OMG, be careful! I'd call an exterminator. I did a quick google search and came up with something that suggested approaching the nest at late night/early morning, shoving a towel soaked with kerosene or diesel in the nest and throwing the whole thing in a bag. And running. Personally, I'm leary of any instructions that end with 'Run!'. And you can't exactly crawl under your porch without alerting the wasps (I also just read that when the colonies get large they post sentries so that nobody can sneak up on them like that). I'd suggest the typical: get rid of sweet-smelling, flowering plants, take care of garbage right away, etc., and call a professional for the safety of your family and your guests.
Post by iguanamamma on Jul 12, 2008 17:24:33 GMT -5

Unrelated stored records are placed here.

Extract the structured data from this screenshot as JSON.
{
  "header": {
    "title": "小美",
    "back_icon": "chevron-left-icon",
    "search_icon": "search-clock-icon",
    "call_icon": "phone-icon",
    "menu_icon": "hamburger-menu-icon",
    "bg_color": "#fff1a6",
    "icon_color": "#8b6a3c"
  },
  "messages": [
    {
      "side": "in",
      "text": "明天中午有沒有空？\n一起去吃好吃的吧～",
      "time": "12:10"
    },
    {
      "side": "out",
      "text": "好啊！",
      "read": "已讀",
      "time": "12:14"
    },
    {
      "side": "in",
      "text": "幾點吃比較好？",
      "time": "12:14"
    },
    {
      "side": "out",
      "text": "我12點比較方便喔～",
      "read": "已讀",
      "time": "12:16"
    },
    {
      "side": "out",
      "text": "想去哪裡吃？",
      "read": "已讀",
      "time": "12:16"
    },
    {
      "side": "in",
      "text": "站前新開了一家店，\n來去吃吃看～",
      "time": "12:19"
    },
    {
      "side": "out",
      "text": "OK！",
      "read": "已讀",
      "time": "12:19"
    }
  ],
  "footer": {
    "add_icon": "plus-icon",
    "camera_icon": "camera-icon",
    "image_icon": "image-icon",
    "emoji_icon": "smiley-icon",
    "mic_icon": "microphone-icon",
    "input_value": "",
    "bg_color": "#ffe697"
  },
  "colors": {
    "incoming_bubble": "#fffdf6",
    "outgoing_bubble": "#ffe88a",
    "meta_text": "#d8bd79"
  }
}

I killed over 10 wasp nests last summer. I have a high old house with lots of nesting spots. Do the deed at dusk-not at night. If I have a hundred stinging buggers flying around I wanted to be able to see them. Have a car handy.... yes, a car. I got Black Flag Wasp Spray- it sprays from the longest distance away and kills them. Raid wasp killer must taste like Kool Aid to them because they licked them selves clean but came back hyper and kind of pissed but not dead. Any way I sprayed them and then quickly got into the car until the bodies of pissed off wasps stopped falling around me. If they are under the porch block off the end of the porch with cardboard- do one end and then the other carefully. If you have a crack between the steps you can just gas them that way. I tried to get an exterminator friend of mine to come spray mine. He's a friend and he said he'd charge me $250. If none of this will work and you can roll a fogger under your steps do that. Always have a way clear that you can escape from them. They come off of the front (as you are looking at the nest) all at once when they are sprayed. Stay to the side. After a while I looked forward to killing them. I took at few nests a weekend. Another theing always have TWO cans of spray. I found that out when a can didn't spray well. You can always return the unused can. KILL them.
Post by spacemaker on Jul 12, 2008 19:36:32 GMT -5
I vote for nighttime dewasping. All the wasps I have dealt with are unable to fly in the dark - their wiring will not allow them to fly if they cannot see. Have had one get in the house on a couple of occasions and when you turn off the lights, they simply drop in place. As soon as the lights go back on, they take off again.
Have sprayed two nests at night and both times, no flying wasps. They would just sit there and get sprayed, then drop to the ground.
Of course, YMMV, so do be careful.
I hate those guys when they invade my space. Honeybees or even bumblebees I can deal with but wasps are just too quick to sting.
Post by anonymoose on Jul 22, 2008 14:15:38 GMT -5
Yikes! I had one on my front porch, right in the door frame. Fortunately just a tiny one and I only saw one wasp in there - I guess the head honcho or lead bee or whatever she/he/it was. Got stung TWICE this summer before I took care of it! I was waiting until evening, but when I tried to leave the house one day the door slammed harder than I thought and it got startled and came at me...and I left something in the house so I had to go back in to get it. Made it back in, and had no choice but to spray right then to get back out the door. I used RAID. Sprayed. Slammed the door shut. Poked my head out, it was still waiting. Sprayed through the crack. Watched it buzz around and get ticked off. Sprayed some more. Used half a bottle, but the d**n thing finally died - iguanamamma is right, it's not a great product. I was going to squash it while it was disoriented, but for some reason I remember my mother telling me (and I don't believe it, it's just stuck in my head) that if you squash a bee or wasp, the others will smell the dead one and come after you.
Until you're ready to take the nest out, can I advise you to keep a can handy OUTSIDE? I'm hesitant to say in the car (I wouldn't want the can to explode in the heat) but near the porch so you can get to it if they come after you on the way in. Also, I haven't actually gotten rid of the nest yet, just the menace in it, but I heard that other pests wll use the nest once it's vacant - so don't be like me, if you can get to the empty nest, get rid of it!
Put on protective clothing if you work on this! - taped down double layers of shirts, pants, socks, netting around your head, and a hat - essentially improvised beekeeper gear, so the wasps can't get at you easily.
If you have some plastic and duct tape and tape down the tarp over the porch and sides, using the fogger may work fairly well in the enclosed space. Plus, it reduces the speed with which they can exit (they'll find a way!) and the location. Set up any plastic tarps in the evening or at night when they aren't as active.
For individual wasps, a can of hairspray may be helpful - it coats the body and blocks the sphericles (sp?) through which they breath, plus weights them down making it harder for them to come at you. I've used it when I needed a less toxic approach for an individual wasp in my condo.
In the event of numerous stings, have Benadry (generic is diphenhyrdramine) on hand to treat for allergic response. If you can get LMX cream, it is an OTC topical anesthetic in the US; otherwise, sunburn sprays have mild anesthetics in them too.